St. Louis, Missouri
Feature written in July, 2019
FHLB Des Moines Members: Enterprise Bank and Trust and Midwest BankCentre
Pagedale Town Center in North St. Louis County, Missouri has expressed a need for basics like healthy food, mainstream financial services, healthcare, behavioral health, affordable entertainment and spaces for residents to build community.
The community has been under redevelopment since 200 when Beyond Housing began working with the City of Pagedale to better meet the needs of residents.
To discover these needs, Beyond Housing conducted community engagement to find the needs and preferences of the residents and stakeholders with their signature “Ask-Align-Act” methodology. This established community-led goals for the development. In 2009, the City of Pagedale passed a Tax Increment Financing (TIF) ordinance, making Beyond Housing the Master Developer for the TIF district.

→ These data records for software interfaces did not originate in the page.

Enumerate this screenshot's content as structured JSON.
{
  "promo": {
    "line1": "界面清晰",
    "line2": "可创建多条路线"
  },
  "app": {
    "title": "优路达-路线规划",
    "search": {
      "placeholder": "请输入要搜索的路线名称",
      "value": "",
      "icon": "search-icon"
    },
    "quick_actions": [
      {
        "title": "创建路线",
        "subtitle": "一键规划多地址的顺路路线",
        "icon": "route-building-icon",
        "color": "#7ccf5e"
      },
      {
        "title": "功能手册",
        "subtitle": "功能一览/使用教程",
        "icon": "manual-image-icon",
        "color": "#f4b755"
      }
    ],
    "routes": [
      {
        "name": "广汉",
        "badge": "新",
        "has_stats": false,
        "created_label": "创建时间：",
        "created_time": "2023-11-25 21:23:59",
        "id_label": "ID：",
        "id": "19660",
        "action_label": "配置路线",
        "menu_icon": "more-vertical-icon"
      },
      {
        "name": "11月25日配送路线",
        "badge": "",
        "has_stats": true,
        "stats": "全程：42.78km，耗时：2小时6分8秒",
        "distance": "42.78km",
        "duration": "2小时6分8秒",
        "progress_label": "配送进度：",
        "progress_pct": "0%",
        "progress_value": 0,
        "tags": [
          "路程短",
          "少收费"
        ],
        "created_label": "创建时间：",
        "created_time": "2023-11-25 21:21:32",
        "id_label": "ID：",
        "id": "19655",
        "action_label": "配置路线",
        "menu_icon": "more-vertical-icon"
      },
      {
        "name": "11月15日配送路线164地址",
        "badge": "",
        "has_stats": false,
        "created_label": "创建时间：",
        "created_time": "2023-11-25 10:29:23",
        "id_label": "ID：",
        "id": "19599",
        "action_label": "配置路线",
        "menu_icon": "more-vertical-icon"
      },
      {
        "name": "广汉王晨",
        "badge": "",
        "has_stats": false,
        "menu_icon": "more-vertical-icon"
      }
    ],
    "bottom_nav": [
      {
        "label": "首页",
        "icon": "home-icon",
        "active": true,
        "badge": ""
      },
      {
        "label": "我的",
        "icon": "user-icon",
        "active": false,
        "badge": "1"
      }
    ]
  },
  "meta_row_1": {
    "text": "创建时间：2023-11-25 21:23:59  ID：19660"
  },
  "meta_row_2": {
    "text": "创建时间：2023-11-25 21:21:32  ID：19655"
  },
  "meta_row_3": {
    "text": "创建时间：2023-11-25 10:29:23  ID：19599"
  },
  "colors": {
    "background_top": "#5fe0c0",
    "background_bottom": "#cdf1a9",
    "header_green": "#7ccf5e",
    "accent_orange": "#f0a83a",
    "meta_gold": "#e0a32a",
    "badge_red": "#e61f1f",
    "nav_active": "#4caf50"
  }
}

Since, the project has seen over $50 million in development, primarily for commercial buildings, but also for community spaces and housing.
“There was no grocery store. There was no sense of community,” said Zeina Sparks, long-time Pagedale resident. “Now it is a complete transformation. I cannot express how proud I am of the community and what it is doing.”
In 2010, Beyond Housing used TIF and New Market Tax Credit (NMTC) to build a grocery store, Save-A-Lot – the first grocery store that Pagedale had seen for over 40 years. The store has had steady growth in sales, and shoppers are saving about $960,000 annually since opening.
In 2012, the community’s only full-service bank, Midwest BankCentre, was completed to assist residents without bank accounts or lending options. Previously, residents relied on payday and title lending to meet their needs. The bank met their depository targets two years earlier than expected, leading Midwest BankCentre to work with other community development organizations in the region to bring banks to other low-income communities.
Also in 2012, Rosie Shield Manor, a 49-unit senior apartment complex located next to the grocery store was completed using Low-Income Housing Tax Credits (LIHTC). The building is extremely popular and has a long wait list.
To address the need for affordable entertainment, 24:1 Cinema was built in 2015. The four-screen, 350-seat movie theater offers a family-friendly place for socializing and entertainment without driving to other, usually higher-income neighborhoods. In 2018, the cinema saw $800,000 in sales and provided four new full-time jobs – many of which are filled by students at Normandy High School enrolled in the Viking Advantage college saving program. This allows students to earn money for college, which is matched 3:1 by the program.
The community has also seen new developments by way of the Pagedale Town Center Commercial Building (2015), constructed to house a primary health center operated by Affinia and a mental health facility operated by BJC Behavioral Health; a commercial space/wealth accumulation center, a space for Red Dough Money, a payday lending alternative and the Excel Center, a financial advising and education center; the 24:1 Café/Coffee Shop (2018), decorated by residents and students at Normandy Schools, built to bolster community building, sharing meals and meeting neighbors.
An ongoing effort toward housing development and home repair has been in progress to improve the housing stock and make the neighborhood more attractive to current and prospective residents.
This redevelopment is still in progress, and Beyond Housing is working to close a financing package for construction of a new retail and commercial building to include dining and retail with subsidized rates for local, independent businesses. With this construction, the intersection of Page and Ferguson, where it will be built, will undergo major remodeling to reduce the number of traffic lanes and increase on-street parking to help the area feel more walkable.
The project has transformed vacant lots and abandoned buildings into attractive structures that meet residents’ needs. The changes have been a source of pride and community attachment for many long-term residents.